The SPD, FDP and the Greens want to increase the labor force participation, in plain language: More women should go to work, older people should also work longer and the FDP, SPD and Greens want to promote qualified immigration.
How exactly this should happen in each case is left open. For example, there could be financial incentives for people who go to work beyond retirement age. So far, however, the plans are still very vague.
What the parties apparently could not agree on is to include civil servants or self-employed persons in the statutory pension. That demanded the SPD and the Greens – and thus could not prevail.
5. Reform of private pension schemes
Private pension provision is to be fundamentally reformed. To this end, the parties want to examine a public fund with a low-cost offer. They also want to examine the extent to which private investment products with higher returns than the Riester pension can be recognized for state funding.
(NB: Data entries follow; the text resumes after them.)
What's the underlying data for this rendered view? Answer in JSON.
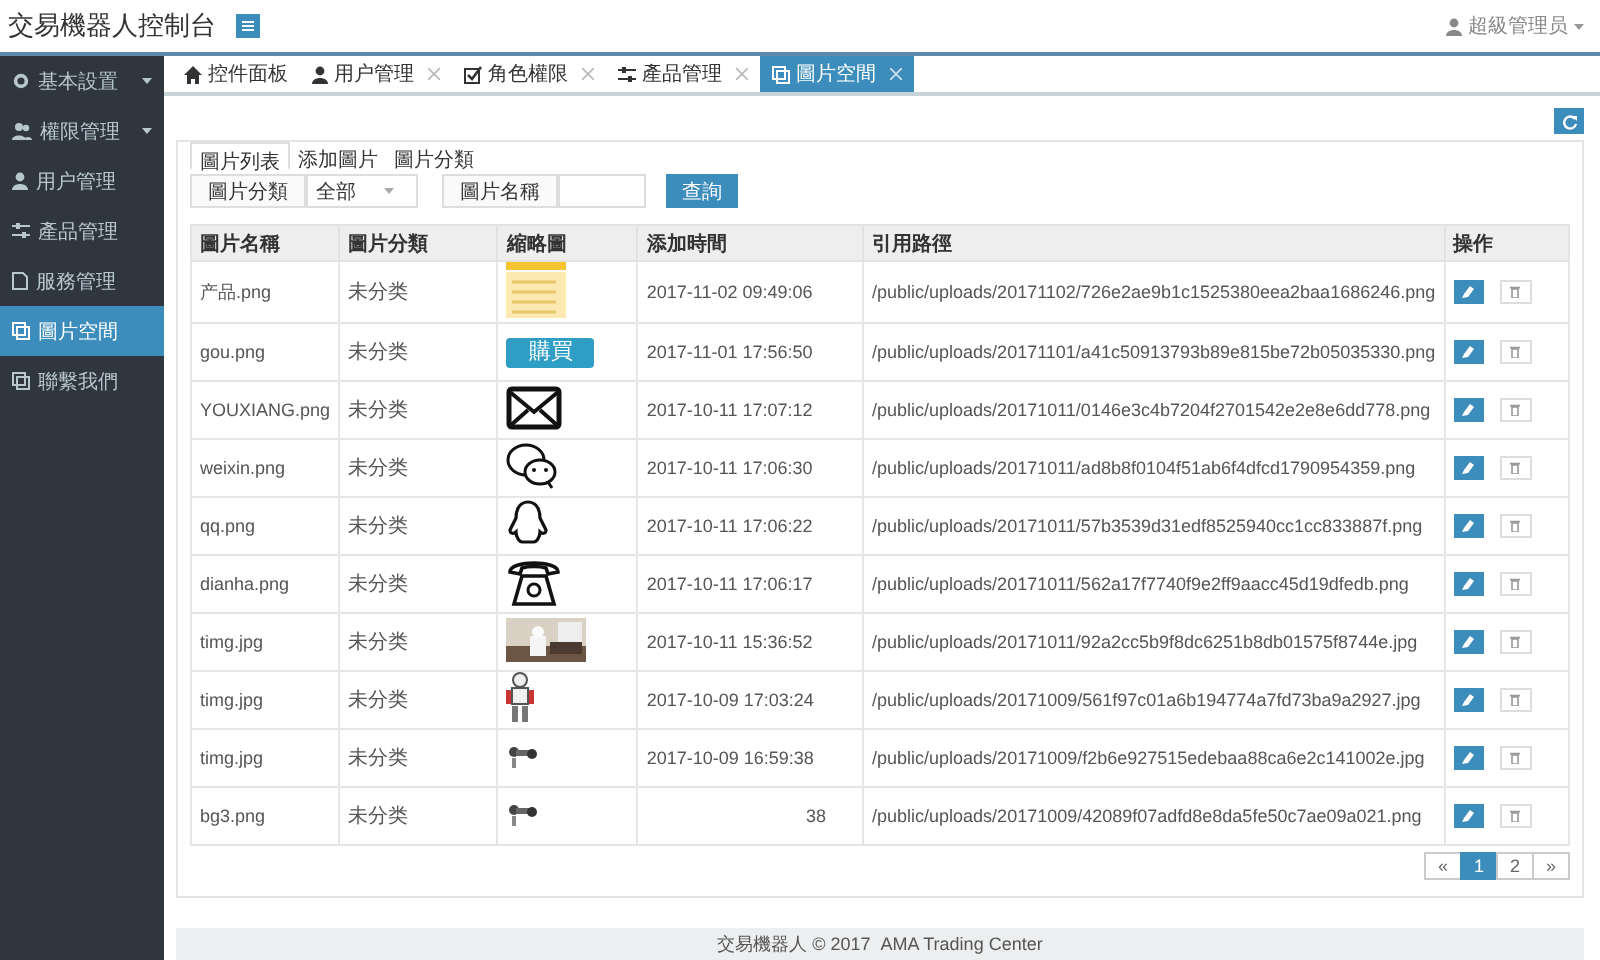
{
  "header": {
    "title": "交易機器人控制台",
    "user": "超級管理员"
  },
  "sidebar": {
    "items": [
      {
        "label": "基本設置",
        "has_submenu": true,
        "selected": false
      },
      {
        "label": "權限管理",
        "has_submenu": true,
        "selected": false
      },
      {
        "label": "用户管理",
        "has_submenu": false,
        "selected": false
      },
      {
        "label": "產品管理",
        "has_submenu": false,
        "selected": false
      },
      {
        "label": "服務管理",
        "has_submenu": false,
        "selected": false
      },
      {
        "label": "圖片空間",
        "has_submenu": false,
        "selected": true
      },
      {
        "label": "聯繫我們",
        "has_submenu": false,
        "selected": false
      }
    ]
  },
  "tabs": [
    {
      "label": "控件面板",
      "closable": false,
      "selected": false
    },
    {
      "label": "用户管理",
      "closable": true,
      "selected": false
    },
    {
      "label": "角色權限",
      "closable": true,
      "selected": false
    },
    {
      "label": "產品管理",
      "closable": true,
      "selected": false
    },
    {
      "label": "圖片空間",
      "closable": true,
      "selected": true
    }
  ],
  "inner_tabs": [
    {
      "label": "圖片列表",
      "selected": true
    },
    {
      "label": "添加圖片",
      "selected": false
    },
    {
      "label": "圖片分類",
      "selected": false
    }
  ],
  "filter": {
    "category_label": "圖片分類",
    "category_value": "全部",
    "name_label": "圖片名稱",
    "query_button": "查詢"
  },
  "table": {
    "columns": [
      "圖片名稱",
      "圖片分類",
      "縮略圖",
      "添加時間",
      "引用路徑",
      "操作"
    ],
    "rows": [
      {
        "name": "产品.png",
        "category": "未分类",
        "thumbnail": {
          "kind": "notes"
        },
        "time": "2017-11-02 09:49:06",
        "path": "/public/uploads/20171102/726e2ae9b1c1525380eea2baa1686246.png"
      },
      {
        "name": "gou.png",
        "category": "未分类",
        "thumbnail": {
          "kind": "button",
          "label": "購買"
        },
        "time": "2017-11-01 17:56:50",
        "path": "/public/uploads/20171101/a41c50913793b89e815be72b05035330.png"
      },
      {
        "name": "YOUXIANG.png",
        "category": "未分类",
        "thumbnail": {
          "kind": "envelope"
        },
        "time": "2017-10-11 17:07:12",
        "path": "/public/uploads/20171011/0146e3c4b7204f2701542e2e8e6dd778.png"
      },
      {
        "name": "weixin.png",
        "category": "未分类",
        "thumbnail": {
          "kind": "chat"
        },
        "time": "2017-10-11 17:06:30",
        "path": "/public/uploads/20171011/ad8b8f0104f51ab6f4dfcd1790954359.png"
      },
      {
        "name": "qq.png",
        "category": "未分类",
        "thumbnail": {
          "kind": "penguin"
        },
        "time": "2017-10-11 17:06:22",
        "path": "/public/uploads/20171011/57b3539d31edf8525940cc1cc833887f.png"
      },
      {
        "name": "dianha.png",
        "category": "未分类",
        "thumbnail": {
          "kind": "phone"
        },
        "time": "2017-10-11 17:06:17",
        "path": "/public/uploads/20171011/562a17f7740f9e2ff9aacc45d19dfedb.png"
      },
      {
        "name": "timg.jpg",
        "category": "未分类",
        "time": "2017-10-11 15:36:52",
        "path": "/public/uploads/20171011/92a2cc5b9f8dc6251b8db01575f8744e.jpg"
      },
      {
        "name": "timg.jpg",
        "category": "未分类",
        "thumbnail": {
          "kind": "robot"
        },
        "time": "2017-10-09 17:03:24",
        "path": "/public/uploads/20171009/561f97c01a6b194774a7fd73ba9a2927.jpg"
      },
      {
        "name": "timg.jpg",
        "category": "未分类",
        "thumbnail": {
          "kind": "robot-arm"
        },
        "time": "2017-10-09 16:59:38",
        "path": "/public/uploads/20171009/f2b6e927515edebaa88ca6e2c141002e.jpg"
      },
      {
        "name": "bg3.png",
        "category": "未分类",
        "thumbnail": {
          "kind": "robot-arm"
        },
        "time": "38",
        "path": "/public/uploads/20171009/42089f07adfd8e8da5fe50c7ae09a021.png"
      }
    ]
  },
  "pagination": {
    "prev": "«",
    "pages": [
      {
        "label": "1",
        "selected": true
      },
      {
        "label": "2",
        "selected": false
      }
    ],
    "next": "»"
  },
  "footer": "交易機器人 © 2017  AMA Trading Center"
}
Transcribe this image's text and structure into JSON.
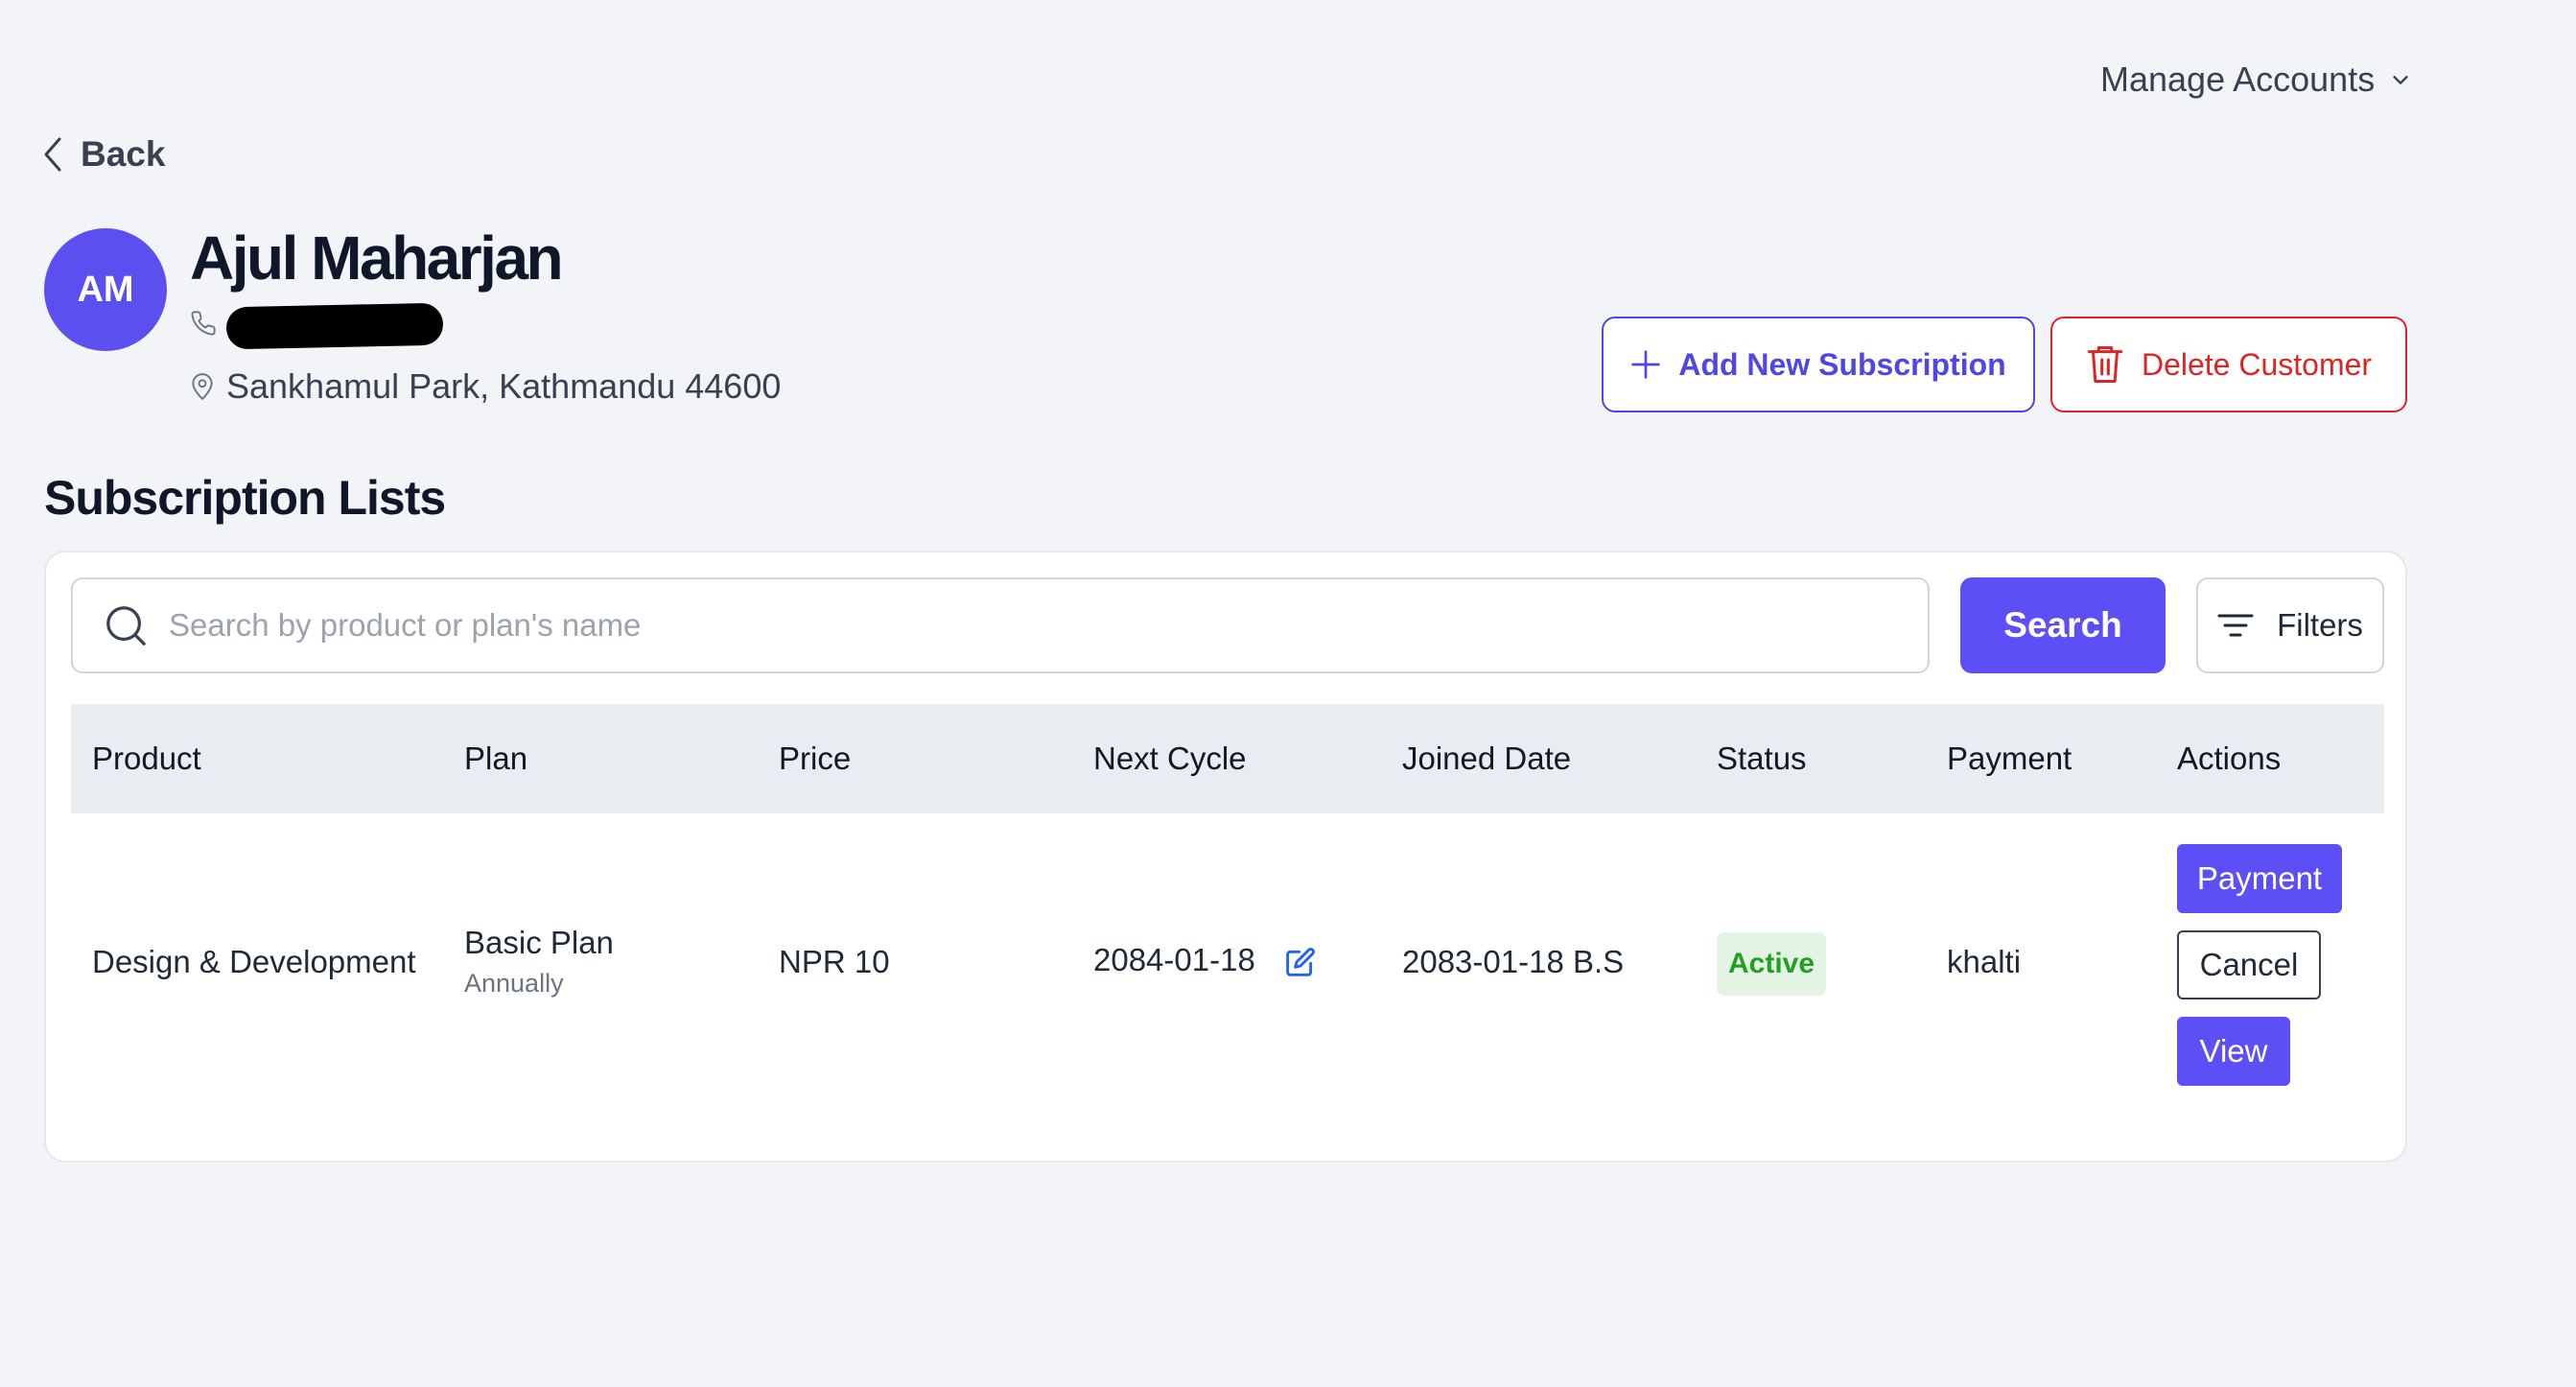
{
  "header": {
    "manage_accounts_label": "Manage Accounts",
    "back_label": "Back"
  },
  "customer": {
    "initials": "AM",
    "name": "Ajul Maharjan",
    "phone": "",
    "address": "Sankhamul Park, Kathmandu 44600"
  },
  "actions": {
    "add_subscription_label": "Add New Subscription",
    "delete_customer_label": "Delete Customer"
  },
  "subscriptions": {
    "title": "Subscription Lists",
    "search_placeholder": "Search by product or plan's name",
    "search_value": "",
    "search_button_label": "Search",
    "filters_button_label": "Filters",
    "columns": [
      "Product",
      "Plan",
      "Price",
      "Next Cycle",
      "Joined Date",
      "Status",
      "Payment",
      "Actions"
    ],
    "rows": [
      {
        "product": "Design & Development",
        "plan": "Basic Plan",
        "plan_period": "Annually",
        "price": "NPR 10",
        "next_cycle": "2084-01-18",
        "joined_date": "2083-01-18 B.S",
        "status": "Active",
        "payment": "khalti",
        "action_payment_label": "Payment",
        "action_cancel_label": "Cancel",
        "action_view_label": "View"
      }
    ]
  },
  "colors": {
    "primary": "#5b4ff5",
    "danger": "#dc2626",
    "status_active_bg": "#e4f4e4",
    "status_active_text": "#22a022"
  },
  "icons": {
    "back": "chevron-left-icon",
    "manage_accounts": "chevron-down-icon",
    "phone": "phone-icon",
    "address": "map-pin-icon",
    "add": "plus-icon",
    "delete": "trash-icon",
    "search": "search-icon",
    "filters": "filter-icon",
    "edit": "edit-icon"
  }
}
It is said that this should offer an incentive, especially for lower income groups.
The ideas sounded fundamentally sensible, according to pension expert Geyer, but: “When it comes to private old-age provision, the parties are still very vague.” Just by examining a fund for old-age provision, it will not yet exist. “I expect this to be much more specific in a coalition agreement,” says Geyer.
What is left open?
Some things, such as the discussion about the so-called catch-up factor, do not play a role in the exploratory paper. What it is and why it is currently exposed read here.
Also questions about the basic pension, the Maternal pension or other projects of the grand coalition that are controversial among economists are not found in the exploratory paper. One of the criticisms of the basic pension is that it is not targeted enough.
That means: pensioners who actually don’t need them get the basic pension. Conversely, needy seniors go away empty-handed. It is questionable, however, whether the SPD would help turn back such projects or at least reform them.
Expert: “I would have liked more ambitions”
Above all, however, the following applies: “The parties are evading the major structural problems of pensions and postponing decisions into the future,” said pension expert Geyer. “I would have liked more ambitions here.” Because the long-term financing of the pension is not yet secured, if you look at the exploratory paper.
It is therefore clear: “The pension contributions will – probably from 2023 – increase and the level will fall in the long term, but only after 2025 below 48 percent.”
Employer President Rainer Dulger sees it similarly, he told the newspapers of the Funke media group: “The result of the exploration gives no answers to the aging of society and the increasing financial burdens of the pension insurance.” He warned that without reforms to social security there would be four more years of stagnation.